[WHAT THIS TASK INVOLVES]: All of the entries below are to be copied without any alteration.

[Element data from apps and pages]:
☆ ☆ ☆ ☆

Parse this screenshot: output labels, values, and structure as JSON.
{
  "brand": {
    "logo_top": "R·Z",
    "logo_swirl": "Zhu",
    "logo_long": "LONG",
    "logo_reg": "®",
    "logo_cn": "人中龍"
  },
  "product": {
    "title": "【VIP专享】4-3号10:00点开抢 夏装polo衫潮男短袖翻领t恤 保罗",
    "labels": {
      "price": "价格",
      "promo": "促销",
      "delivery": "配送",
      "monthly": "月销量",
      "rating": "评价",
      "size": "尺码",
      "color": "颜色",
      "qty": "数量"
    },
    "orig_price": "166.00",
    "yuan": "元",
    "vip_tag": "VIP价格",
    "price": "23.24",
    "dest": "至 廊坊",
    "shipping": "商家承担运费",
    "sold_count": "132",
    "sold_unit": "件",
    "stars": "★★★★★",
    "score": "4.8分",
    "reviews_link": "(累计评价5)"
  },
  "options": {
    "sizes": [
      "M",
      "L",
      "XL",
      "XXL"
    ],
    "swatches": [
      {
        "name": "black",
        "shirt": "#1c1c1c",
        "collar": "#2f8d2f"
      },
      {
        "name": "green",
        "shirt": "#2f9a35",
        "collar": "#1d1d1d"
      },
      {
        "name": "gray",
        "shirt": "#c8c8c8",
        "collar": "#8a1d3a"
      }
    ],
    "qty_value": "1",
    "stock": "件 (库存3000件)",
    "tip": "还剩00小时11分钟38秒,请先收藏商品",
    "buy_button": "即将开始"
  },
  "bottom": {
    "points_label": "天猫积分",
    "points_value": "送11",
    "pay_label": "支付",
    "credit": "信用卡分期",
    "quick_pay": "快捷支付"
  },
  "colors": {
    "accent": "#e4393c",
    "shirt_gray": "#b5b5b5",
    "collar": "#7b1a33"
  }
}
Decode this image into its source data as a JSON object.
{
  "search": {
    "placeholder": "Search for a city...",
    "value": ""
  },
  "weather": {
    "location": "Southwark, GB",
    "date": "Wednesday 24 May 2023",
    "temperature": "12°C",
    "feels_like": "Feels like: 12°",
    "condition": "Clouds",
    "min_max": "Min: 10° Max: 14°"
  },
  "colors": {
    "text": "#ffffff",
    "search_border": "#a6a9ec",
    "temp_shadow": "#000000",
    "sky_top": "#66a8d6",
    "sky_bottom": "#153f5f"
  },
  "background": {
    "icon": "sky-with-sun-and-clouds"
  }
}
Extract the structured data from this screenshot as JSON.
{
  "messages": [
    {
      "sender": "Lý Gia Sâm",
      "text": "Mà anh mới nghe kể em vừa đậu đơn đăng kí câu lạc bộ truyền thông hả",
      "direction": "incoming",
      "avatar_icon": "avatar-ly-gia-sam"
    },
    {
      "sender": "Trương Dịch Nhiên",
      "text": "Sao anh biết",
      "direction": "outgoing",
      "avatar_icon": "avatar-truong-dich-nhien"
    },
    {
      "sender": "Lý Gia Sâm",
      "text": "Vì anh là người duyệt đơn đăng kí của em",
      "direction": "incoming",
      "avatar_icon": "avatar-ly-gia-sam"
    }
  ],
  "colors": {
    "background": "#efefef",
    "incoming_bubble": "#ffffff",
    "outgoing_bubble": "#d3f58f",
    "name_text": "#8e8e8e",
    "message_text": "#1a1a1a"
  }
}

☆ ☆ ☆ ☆

[TASK RESULT]:
Parse this screenshot: output labels, values, and structure as JSON.
{
  "brand": {
    "logo_top": "R·Z",
    "logo_swirl": "Zhu",
    "logo_long": "LONG",
    "logo_reg": "®",
    "logo_cn": "人中龍"
  },
  "product": {
    "title": "【VIP专享】4-3号10:00点开抢 夏装polo衫潮男短袖翻领t恤 保罗",
    "labels": {
      "price": "价格",
      "promo": "促销",
      "delivery": "配送",
      "monthly": "月销量",
      "rating": "评价",
      "size": "尺码",
      "color": "颜色",
      "qty": "数量"
    },
    "orig_price": "166.00",
    "yuan": "元",
    "vip_tag": "VIP价格",
    "price": "23.24",
    "dest": "至 廊坊",
    "shipping": "商家承担运费",
    "sold_count": "132",
    "sold_unit": "件",
    "stars": "★★★★★",
    "score": "4.8分",
    "reviews_link": "(累计评价5)"
  },
  "options": {
    "sizes": [
      "M",
      "L",
      "XL",
      "XXL"
    ],
    "swatches": [
      {
        "name": "black",
        "shirt": "#1c1c1c",
        "collar": "#2f8d2f"
      },
      {
        "name": "green",
        "shirt": "#2f9a35",
        "collar": "#1d1d1d"
      },
      {
        "name": "gray",
        "shirt": "#c8c8c8",
        "collar": "#8a1d3a"
      }
    ],
    "qty_value": "1",
    "stock": "件 (库存3000件)",
    "tip": "还剩00小时11分钟38秒,请先收藏商品",
    "buy_button": "即将开始"
  },
  "bottom": {
    "points_label": "天猫积分",
    "points_value": "送11",
    "pay_label": "支付",
    "credit": "信用卡分期",
    "quick_pay": "快捷支付"
  },
  "colors": {
    "accent": "#e4393c",
    "shirt_gray": "#b5b5b5",
    "collar": "#7b1a33"
  }
}
Decode this image into its source data as a JSON object.
{
  "search": {
    "placeholder": "Search for a city...",
    "value": ""
  },
  "weather": {
    "location": "Southwark, GB",
    "date": "Wednesday 24 May 2023",
    "temperature": "12°C",
    "feels_like": "Feels like: 12°",
    "condition": "Clouds",
    "min_max": "Min: 10° Max: 14°"
  },
  "colors": {
    "text": "#ffffff",
    "search_border": "#a6a9ec",
    "temp_shadow": "#000000",
    "sky_top": "#66a8d6",
    "sky_bottom": "#153f5f"
  },
  "background": {
    "icon": "sky-with-sun-and-clouds"
  }
}
Extract the structured data from this screenshot as JSON.
{
  "messages": [
    {
      "sender": "Lý Gia Sâm",
      "text": "Mà anh mới nghe kể em vừa đậu đơn đăng kí câu lạc bộ truyền thông hả",
      "direction": "incoming",
      "avatar_icon": "avatar-ly-gia-sam"
    },
    {
      "sender": "Trương Dịch Nhiên",
      "text": "Sao anh biết",
      "direction": "outgoing",
      "avatar_icon": "avatar-truong-dich-nhien"
    },
    {
      "sender": "Lý Gia Sâm",
      "text": "Vì anh là người duyệt đơn đăng kí của em",
      "direction": "incoming",
      "avatar_icon": "avatar-ly-gia-sam"
    }
  ],
  "colors": {
    "background": "#efefef",
    "incoming_bubble": "#ffffff",
    "outgoing_bubble": "#d3f58f",
    "name_text": "#8e8e8e",
    "message_text": "#1a1a1a"
  }
}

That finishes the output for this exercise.